» WORK INSTRUCTIONS
Look through the listing below for lines containing "Thread". State how many there are, and nothing else.
•••
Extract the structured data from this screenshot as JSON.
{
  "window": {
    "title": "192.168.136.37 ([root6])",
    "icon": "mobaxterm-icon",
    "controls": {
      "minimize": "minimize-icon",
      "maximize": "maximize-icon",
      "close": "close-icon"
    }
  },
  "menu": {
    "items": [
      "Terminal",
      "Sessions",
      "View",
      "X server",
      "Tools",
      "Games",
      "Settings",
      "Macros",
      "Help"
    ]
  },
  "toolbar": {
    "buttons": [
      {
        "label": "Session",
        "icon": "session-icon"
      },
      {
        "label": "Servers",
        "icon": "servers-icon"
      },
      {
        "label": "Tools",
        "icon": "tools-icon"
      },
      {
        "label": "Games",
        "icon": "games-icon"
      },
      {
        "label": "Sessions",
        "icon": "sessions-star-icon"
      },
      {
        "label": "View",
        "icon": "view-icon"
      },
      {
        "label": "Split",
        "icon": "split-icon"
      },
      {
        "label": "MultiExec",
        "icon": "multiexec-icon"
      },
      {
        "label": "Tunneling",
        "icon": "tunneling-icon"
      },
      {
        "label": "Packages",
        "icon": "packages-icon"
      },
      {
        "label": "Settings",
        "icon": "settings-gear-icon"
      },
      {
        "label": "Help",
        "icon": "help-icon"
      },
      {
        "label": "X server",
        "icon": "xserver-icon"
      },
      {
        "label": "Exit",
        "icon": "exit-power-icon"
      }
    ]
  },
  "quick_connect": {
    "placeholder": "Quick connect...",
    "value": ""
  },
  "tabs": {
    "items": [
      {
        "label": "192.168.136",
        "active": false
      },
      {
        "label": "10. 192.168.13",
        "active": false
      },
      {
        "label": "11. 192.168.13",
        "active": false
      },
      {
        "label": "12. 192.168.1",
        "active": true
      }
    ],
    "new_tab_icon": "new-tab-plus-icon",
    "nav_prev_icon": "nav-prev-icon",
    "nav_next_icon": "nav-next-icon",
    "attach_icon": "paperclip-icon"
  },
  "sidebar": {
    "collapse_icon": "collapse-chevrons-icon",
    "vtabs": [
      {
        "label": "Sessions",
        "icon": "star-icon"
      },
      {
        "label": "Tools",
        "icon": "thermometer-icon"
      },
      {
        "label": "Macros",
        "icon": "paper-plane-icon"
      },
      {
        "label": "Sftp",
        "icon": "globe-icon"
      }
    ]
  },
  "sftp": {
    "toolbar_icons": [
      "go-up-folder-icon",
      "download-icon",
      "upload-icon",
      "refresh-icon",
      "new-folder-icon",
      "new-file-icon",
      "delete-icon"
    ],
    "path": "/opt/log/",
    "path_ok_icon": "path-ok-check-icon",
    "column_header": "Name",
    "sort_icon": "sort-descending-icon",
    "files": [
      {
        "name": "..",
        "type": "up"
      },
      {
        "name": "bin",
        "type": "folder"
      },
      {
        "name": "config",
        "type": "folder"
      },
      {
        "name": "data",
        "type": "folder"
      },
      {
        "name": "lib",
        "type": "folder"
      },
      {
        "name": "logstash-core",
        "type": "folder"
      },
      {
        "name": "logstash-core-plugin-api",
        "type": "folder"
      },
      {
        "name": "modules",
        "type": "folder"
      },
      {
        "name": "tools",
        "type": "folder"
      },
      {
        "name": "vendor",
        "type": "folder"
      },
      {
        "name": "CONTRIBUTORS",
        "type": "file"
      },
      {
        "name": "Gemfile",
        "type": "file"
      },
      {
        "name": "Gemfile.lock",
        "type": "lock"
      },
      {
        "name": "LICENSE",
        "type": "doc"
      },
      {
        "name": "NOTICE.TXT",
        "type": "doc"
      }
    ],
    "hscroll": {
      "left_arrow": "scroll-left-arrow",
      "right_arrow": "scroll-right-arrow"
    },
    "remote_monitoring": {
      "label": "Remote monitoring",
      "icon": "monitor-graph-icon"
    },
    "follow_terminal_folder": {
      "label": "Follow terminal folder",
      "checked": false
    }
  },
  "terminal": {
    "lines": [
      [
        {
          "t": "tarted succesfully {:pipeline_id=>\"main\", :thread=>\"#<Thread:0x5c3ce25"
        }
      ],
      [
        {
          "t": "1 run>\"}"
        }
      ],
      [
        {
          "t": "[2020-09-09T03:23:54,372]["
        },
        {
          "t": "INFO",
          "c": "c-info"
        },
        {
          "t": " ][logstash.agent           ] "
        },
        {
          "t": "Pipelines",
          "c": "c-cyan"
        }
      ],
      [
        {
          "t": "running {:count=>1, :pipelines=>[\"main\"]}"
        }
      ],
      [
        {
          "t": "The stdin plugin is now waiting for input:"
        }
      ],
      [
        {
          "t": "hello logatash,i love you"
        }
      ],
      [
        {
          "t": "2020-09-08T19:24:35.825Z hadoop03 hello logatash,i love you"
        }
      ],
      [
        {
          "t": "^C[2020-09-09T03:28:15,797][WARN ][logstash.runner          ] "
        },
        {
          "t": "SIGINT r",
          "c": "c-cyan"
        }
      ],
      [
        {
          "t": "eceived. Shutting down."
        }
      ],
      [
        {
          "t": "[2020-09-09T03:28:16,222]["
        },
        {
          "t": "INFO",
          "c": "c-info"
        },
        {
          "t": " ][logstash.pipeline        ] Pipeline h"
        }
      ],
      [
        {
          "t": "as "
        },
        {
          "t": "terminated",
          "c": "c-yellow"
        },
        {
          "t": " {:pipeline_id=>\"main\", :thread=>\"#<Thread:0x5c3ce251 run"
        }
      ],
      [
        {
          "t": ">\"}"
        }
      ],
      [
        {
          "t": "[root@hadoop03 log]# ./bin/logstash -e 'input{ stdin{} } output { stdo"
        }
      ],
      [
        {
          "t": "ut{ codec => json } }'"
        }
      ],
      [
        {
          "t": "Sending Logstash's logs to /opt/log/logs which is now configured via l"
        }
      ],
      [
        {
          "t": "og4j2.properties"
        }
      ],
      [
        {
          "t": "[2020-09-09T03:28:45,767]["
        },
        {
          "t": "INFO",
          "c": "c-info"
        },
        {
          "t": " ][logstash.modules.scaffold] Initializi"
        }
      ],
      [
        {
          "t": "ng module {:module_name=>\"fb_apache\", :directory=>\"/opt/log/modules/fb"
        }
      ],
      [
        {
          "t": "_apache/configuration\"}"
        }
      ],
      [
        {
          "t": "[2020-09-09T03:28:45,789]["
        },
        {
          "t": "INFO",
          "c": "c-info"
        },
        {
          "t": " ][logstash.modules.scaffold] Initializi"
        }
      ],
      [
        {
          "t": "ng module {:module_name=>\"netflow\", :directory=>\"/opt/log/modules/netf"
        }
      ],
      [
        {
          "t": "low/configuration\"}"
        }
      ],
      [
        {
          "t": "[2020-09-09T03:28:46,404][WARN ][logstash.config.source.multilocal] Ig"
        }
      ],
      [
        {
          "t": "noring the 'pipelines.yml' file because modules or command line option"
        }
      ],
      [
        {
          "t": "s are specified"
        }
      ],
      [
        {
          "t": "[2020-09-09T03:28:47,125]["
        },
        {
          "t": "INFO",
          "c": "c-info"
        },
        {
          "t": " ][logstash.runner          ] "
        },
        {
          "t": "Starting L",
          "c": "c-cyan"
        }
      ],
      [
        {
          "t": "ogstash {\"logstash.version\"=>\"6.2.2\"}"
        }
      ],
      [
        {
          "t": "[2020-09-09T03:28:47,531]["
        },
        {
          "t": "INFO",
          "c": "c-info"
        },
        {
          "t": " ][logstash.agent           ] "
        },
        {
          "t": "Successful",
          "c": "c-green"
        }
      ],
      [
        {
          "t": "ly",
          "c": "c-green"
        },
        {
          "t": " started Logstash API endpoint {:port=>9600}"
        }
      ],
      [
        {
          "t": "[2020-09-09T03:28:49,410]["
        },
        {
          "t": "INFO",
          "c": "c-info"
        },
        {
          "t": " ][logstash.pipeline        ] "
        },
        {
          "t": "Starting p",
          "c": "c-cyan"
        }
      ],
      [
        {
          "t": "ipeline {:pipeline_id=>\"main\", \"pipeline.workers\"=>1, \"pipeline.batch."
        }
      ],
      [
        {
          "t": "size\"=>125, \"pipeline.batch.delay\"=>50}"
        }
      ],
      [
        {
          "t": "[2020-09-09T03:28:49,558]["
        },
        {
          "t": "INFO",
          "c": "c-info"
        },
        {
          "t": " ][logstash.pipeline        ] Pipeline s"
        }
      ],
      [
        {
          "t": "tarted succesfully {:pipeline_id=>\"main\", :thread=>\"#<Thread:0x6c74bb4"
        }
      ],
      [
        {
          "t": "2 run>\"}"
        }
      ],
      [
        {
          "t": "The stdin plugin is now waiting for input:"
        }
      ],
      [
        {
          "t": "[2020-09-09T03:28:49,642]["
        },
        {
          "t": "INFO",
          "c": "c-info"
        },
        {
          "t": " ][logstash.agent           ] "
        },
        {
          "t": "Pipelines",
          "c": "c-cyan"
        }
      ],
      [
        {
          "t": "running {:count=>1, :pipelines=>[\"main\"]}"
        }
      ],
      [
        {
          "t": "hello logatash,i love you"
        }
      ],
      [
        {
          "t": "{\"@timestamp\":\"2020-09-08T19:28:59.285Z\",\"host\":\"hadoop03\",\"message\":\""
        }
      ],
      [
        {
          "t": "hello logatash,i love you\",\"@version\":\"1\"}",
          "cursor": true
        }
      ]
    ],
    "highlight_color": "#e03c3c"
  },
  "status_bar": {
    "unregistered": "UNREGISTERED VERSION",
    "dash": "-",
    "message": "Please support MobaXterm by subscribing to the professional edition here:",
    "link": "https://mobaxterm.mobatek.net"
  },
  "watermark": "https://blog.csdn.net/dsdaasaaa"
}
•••
» COMPLETED EXERCISE
3